There is no evidence, either, that Julian Assange and WikiLeaks have broken any Australian law. The Australian government is investigating whether Mr Assange has committed an offence, and the Prime Minister has condemned WikiLeaks’ actions as ‘‘illegal’’. So far, it has been able to point to no Australian law that has been breached.
To prosecute a media organisation for publishing a leak would be unprecedented in the US, breaching the First Amendment protecting a free press. In Australia, it would seriously curtail Australian media organisations reporting on subjects the government decides are against its interests.
WikiLeaks has no doubt made errors. But many of its revelations have been significant. It has given citizens an insight into US thinking about some of the most complex foreign policy issues of our age, including North Korea, Iran and China.
It is the media’s duty to responsibly report such material if it comes into their possession. To aggressively attempt to shut WikiLeaks down, to threaten to prosecute those who publish official leaks, and to pressure companies to cease doing commercial business with WikiLeaks, is a serious threat to democracy, which relies on a free and fearless press.
Clinton Maynard, news director, 2UE
David Penberthy, editor-in-chief, news.com.au
Eric Beecher, chairman, Crikey, Smart Company, Business Spectator, The Eureka Report
Gay Alcorn, editor, The Sunday Age
Garry Bailey, editor, The Mercury (Hobart)
Garry Linnell, editor, The Daily Telegraph
Ian Ferguson, director of news and programs, Sky News Australia/New Zealand
Jim Carroll, network director of news and public affairs, Ten Network
Julian Ricci, editor, Northern Territory News
Kate Torney, director of news, ABC
Mark Calvert, director of news and current affairs, Nine Network
Melvin Mansell, editor, The Advertiser (Adelaide)
Megan Lloyd, editor, Sunday Mail (Adelaide)
Michael Crutcher, editor, The Courier Mail,
Mike van Niekerk, editor in chief, Fairfax online
Paul Cutler, news director, SBS
Paul Ramadge, editor-in-chief, The Age
Peter Fray, editor-in-chief, The Sydney Morning Herald
Peter Meakin, director of news and public affairs, Seven Network
Rick Feneley, editor, The Sun-Herald
Rob Curtain, news director, 3AW

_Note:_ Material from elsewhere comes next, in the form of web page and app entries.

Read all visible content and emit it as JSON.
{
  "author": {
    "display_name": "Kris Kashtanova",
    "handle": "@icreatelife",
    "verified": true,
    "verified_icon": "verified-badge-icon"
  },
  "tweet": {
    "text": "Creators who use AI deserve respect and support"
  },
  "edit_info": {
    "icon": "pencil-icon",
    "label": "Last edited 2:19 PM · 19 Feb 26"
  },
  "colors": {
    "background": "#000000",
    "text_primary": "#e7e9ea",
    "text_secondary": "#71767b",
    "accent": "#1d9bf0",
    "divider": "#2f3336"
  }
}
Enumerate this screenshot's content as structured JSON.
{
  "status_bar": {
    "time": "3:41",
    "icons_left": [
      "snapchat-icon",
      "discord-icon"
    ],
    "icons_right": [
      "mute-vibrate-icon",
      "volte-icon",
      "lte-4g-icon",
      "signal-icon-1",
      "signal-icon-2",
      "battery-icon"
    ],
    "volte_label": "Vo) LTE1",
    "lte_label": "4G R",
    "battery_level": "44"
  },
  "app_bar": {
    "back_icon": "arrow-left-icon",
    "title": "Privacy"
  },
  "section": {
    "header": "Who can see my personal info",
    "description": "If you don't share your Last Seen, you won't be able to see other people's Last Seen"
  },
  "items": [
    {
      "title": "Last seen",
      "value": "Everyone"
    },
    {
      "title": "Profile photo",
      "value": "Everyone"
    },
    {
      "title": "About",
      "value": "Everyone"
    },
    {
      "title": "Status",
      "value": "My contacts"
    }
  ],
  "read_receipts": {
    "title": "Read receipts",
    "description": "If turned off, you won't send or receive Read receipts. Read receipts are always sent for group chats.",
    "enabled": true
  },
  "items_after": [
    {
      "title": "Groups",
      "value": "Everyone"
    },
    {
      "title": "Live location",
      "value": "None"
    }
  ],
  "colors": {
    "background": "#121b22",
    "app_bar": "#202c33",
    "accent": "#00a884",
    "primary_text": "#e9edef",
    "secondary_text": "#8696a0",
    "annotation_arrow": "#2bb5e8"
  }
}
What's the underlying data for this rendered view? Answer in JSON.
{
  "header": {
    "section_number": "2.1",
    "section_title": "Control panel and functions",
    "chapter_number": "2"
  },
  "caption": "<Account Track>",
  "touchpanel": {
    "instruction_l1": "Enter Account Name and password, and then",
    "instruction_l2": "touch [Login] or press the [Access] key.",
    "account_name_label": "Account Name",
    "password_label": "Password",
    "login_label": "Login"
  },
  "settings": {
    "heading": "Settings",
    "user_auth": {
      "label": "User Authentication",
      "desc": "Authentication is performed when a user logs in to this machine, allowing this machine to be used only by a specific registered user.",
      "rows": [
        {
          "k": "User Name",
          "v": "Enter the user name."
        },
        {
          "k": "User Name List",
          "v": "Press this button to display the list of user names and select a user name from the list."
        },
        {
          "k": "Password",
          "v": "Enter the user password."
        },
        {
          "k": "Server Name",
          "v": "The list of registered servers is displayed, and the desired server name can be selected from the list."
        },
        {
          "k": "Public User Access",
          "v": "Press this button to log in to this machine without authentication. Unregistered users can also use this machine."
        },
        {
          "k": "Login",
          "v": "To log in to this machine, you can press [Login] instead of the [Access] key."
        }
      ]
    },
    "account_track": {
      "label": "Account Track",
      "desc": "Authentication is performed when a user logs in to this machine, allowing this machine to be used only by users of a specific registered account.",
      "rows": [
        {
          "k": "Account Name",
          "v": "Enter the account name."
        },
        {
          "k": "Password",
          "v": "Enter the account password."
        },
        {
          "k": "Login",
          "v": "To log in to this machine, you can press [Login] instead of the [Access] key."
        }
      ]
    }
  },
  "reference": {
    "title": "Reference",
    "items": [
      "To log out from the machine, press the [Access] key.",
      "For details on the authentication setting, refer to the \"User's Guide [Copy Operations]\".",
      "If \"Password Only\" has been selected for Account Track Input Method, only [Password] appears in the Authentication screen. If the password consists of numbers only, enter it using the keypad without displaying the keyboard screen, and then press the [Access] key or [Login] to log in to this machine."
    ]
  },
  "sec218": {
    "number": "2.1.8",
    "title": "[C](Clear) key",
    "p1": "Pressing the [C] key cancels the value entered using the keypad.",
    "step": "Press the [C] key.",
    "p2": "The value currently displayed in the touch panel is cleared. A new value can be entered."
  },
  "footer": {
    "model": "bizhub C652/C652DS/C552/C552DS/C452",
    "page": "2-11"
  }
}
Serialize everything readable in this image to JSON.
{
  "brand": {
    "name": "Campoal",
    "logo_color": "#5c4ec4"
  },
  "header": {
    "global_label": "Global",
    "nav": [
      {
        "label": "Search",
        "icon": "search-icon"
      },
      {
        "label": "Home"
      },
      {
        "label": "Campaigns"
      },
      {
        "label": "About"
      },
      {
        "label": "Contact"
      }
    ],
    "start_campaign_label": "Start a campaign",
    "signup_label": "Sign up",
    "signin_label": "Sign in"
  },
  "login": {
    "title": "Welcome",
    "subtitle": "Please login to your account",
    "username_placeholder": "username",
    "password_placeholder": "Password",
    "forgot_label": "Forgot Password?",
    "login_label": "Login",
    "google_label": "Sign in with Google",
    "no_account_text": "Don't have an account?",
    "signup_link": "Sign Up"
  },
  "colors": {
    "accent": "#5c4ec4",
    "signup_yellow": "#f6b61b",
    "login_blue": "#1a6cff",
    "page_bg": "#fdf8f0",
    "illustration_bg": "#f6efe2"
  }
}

Rod Quinn, editor, The Canberra Times
Sam Weir, editor, The Sunday Times
Scott Thompson, The Sunday Mail (Queensland)
Simon Pristel, editor, Herald Sun
Tory Maguire, editor, The Punch
Walkley Advisory Board